Daughter to that good Earl, once President Of England's Council, and her Treasury, Who lived in both, unstained with gold or fee, And left them both, more in himself content, Till sad the breaking of that Parliament Broke him, as that dishonest victory At Chaeronea, fatal to liberty, Killed with report that old man eloquent. Though later born than to have known the days Wherein your father flourished, yet by you, Madam, methinks I see him living yet; So well your words his noble virtues praise, That all both judge you to relate them true, And to possess them, honoured Margaret.
He that can apprehend and consider vice with all her baits and seeming pleasures, and yet abstain, and yet distinguish, and yet prefer that which is truly better, he is the true wayfaring Christian. I cannot praise a fugitive and cloistered virtue, unexercised and unbreathed, that never sallies out and sees her adversary, but slinks out of the race, where that immortal garland is to be run for, not without dust and heat. Assuredly we bring not innocence into the world, we bring impurity much rather: that which purifies us is trial, and trial is by what is contrary.
Harry, whose tuneful and well-measured song First taught our English music how to span Words with just note and accent, not to scan With Midas' ears, committing short and long, Thy worth and skill exempts thee from the throng, With praise enough for envy to look wan; To after age thou shalt be writ the man That with smooth air couldst humour best our tongue. Thou honour'st verse, and verse must lend her wing To honour thee, the priest of Phoebus' choir, That tun'st their happiest lines in hymn or story. Dante shall give Fame leave to set thee higher Than his Casella, whom he wooed to sing, Met in the milder shades of Purgatory.
John Milton (1608 - 1674)
Source: Sonnet XIII, To Mr H. Lawes on the Publishing His Airs
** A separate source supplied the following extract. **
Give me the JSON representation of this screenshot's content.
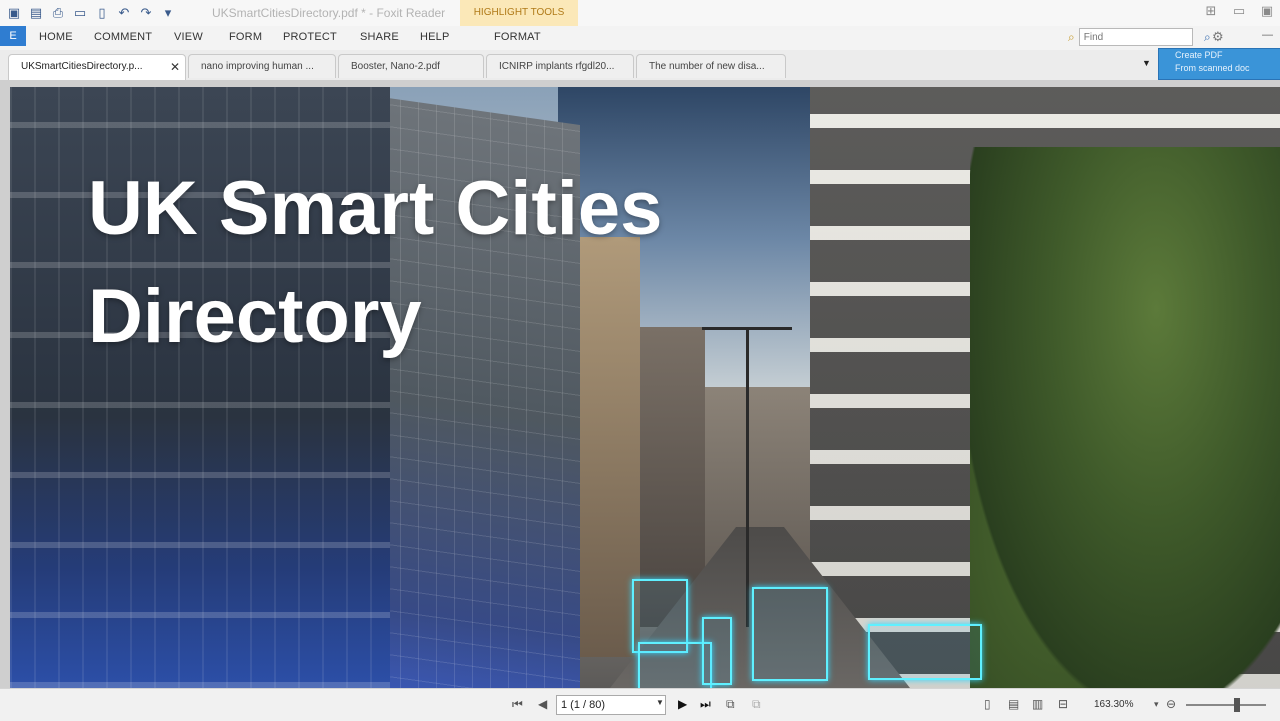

Lawrence, of virtuous father virtuous son, Now that the fields are dank, and ways are mire, Where shall we sometimes meet, and by the fire Help waste a sullen day, what may be won From the hard season gaining? Time will run On smoother, till Favonius re-inspire The frozen earth, and clothe in fresh attire The lily and rose, that neither sowed nor spun. What neat repast shall feast us, light and choice, Of Attic taste, with wine, whence we may rise To hear the lute well touched, or artful voice Warble immortal notes and Tuscan air? He who of those delights can judge, and spare To interpose them oft, is not unwise.